Forced into squads of three, without the option for solo or duo play, Apex Legends removes options that were standard in other games in favour of a singular well-balanced mode with forced matchmaking. However, it’s a decision that is sure to rankle some, especially people like myself who really enjoyed the different dynamics and thrills of solo Battle Royale play. What it does mean, is that Respawn were able to balance the game’s Legends – Hero characters selected at the beginning of the game – knowing that there would always be three of them in every squad. Every Legend comes with their own unique skills, each with their own situational uses. Lifeline’s heal drone and care package are great at bolstering yourself in the early game, Gibraltar and Bangalore’s air strikes are fantastic at flushing out opponents in the late game, and Pathfinder’s zip line can be amazing at almost any point in the game. No one Legend feels overpowered and all of them have their own unique situational benefits that make them viable choices.

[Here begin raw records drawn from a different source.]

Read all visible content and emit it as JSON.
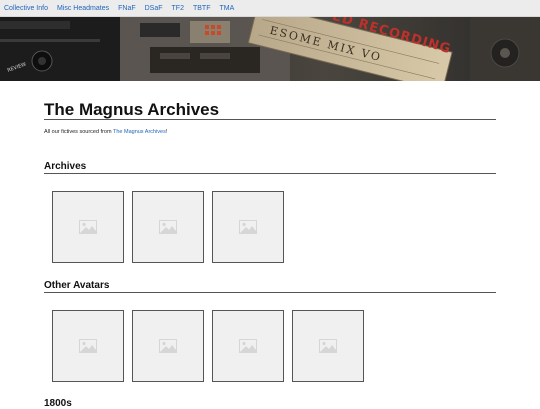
{
  "nav": {
    "items": [
      "Collective Info",
      "Misc Headmates",
      "FNaF",
      "DSaF",
      "TF2",
      "TBTF",
      "TMA"
    ]
  },
  "banner": {
    "cassette_label": "ESOME MIX VO",
    "stamp_text": "ED RECORDING",
    "corner_text": "REVIEW"
  },
  "page": {
    "title": "The Magnus Archives",
    "intro_text": "All our fictives sourced from ",
    "intro_link": "The Magnus Archives",
    "intro_end": "!"
  },
  "sections": [
    {
      "title": "Archives",
      "thumb_count": 3
    },
    {
      "title": "Other Avatars",
      "thumb_count": 4
    },
    {
      "title": "1800s"
    }
  ],
  "colors": {
    "link": "#2266bb",
    "nav_bg": "#ececec",
    "placeholder_bg": "#f0f0f0",
    "placeholder_icon": "#d6d6d6",
    "stamp_red": "#c0302a"
  },
  "icons": {
    "thumbnail": "image-placeholder-icon"
  }
}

With Apex Legends being a free to play game, I would be remiss without covering the monetisation that Respawn have built into the game. At launch, there are two Legends locked behind currency purchases – both can be unlocked via purchased or earned currency – while the game’s cosmetics are largely locked behind loot boxes called Apex Packs or premium currency purchases. The game’s loot boxes contain a myriad of different customisation items, from weapons/character skins, unique character voice lines, character-specific stat trackers and more. While there is a guarantee of no duplicates – except for crafting materials, which can used to unlock skins of your choice – there is such a massive range of cosmetics in the game that it looks as though it is currently impossible to unlock everything without paying something. Given how granular some of these cosmetics are – to the point where you literally can’t display a stat beyond Kills without randomly getting a stat tracker via a loot box – it does feel as though it was a deliberate decision to try and push people to purchasing loot boxes. Sure, you unlock Apex Packs as rewards as you level up, but these currently stop being awarded at Level 100. This may change in the future as new Seasons begin, but right now there is a hard limit to what you can unlock/earn without paying up in Apex Legends.

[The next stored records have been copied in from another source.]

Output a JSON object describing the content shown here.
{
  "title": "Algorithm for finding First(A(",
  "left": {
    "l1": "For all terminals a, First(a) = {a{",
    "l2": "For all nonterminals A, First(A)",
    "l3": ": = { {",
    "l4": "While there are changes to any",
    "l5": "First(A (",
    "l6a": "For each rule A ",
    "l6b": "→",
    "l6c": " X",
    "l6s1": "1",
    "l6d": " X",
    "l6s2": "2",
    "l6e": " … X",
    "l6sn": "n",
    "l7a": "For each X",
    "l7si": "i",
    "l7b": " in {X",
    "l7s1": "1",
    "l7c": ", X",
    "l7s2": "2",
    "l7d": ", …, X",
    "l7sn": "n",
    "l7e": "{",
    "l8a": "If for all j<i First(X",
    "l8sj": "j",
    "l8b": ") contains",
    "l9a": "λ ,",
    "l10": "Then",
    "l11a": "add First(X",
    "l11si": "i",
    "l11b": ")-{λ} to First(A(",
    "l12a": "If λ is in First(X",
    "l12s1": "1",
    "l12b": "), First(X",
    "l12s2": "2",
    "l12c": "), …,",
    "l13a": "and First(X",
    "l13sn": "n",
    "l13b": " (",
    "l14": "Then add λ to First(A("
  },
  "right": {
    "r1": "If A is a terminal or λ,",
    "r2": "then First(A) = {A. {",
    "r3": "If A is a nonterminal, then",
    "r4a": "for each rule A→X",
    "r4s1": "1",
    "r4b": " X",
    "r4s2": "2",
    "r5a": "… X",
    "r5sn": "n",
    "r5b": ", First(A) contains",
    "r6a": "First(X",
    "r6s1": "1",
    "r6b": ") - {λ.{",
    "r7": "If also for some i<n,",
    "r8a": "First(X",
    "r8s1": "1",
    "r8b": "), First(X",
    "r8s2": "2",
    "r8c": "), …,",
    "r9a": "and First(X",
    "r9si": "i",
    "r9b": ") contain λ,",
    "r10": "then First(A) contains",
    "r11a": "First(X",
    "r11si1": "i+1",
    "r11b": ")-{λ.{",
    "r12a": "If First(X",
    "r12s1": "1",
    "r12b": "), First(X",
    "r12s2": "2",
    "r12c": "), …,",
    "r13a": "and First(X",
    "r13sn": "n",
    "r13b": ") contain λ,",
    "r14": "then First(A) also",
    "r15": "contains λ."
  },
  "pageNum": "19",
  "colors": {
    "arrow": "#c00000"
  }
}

While I love PlayerUnknown’s Battlegrounds, after a swathe of technical issues and hacker problems I was waiting for a new Battle Royale sensation to take its place. Apex Legends is exactly that, a fantastic Battle Royale game that pushes the genre forwards with some incredible new mechanics and tight design. I would have loved to be able to play it solo, but that’s a relatively minor quibble for a game that has already eaten up some many hours of my time and will likely continue to do so for some time to come. At an upfront cost of absolutely nothing, I can’t help but wholeheartedly recommending at least giving it a shot.


- The Ping system is the best new mechanic in the genre
- Matches are fast paced and fun
- Shooting feels tight and rewarding
- Map is well designed for the movement mechanics


- Lack of Solo and Duo play options
- Multitude of granular customisation options push you towards loot boxes

Overall Score: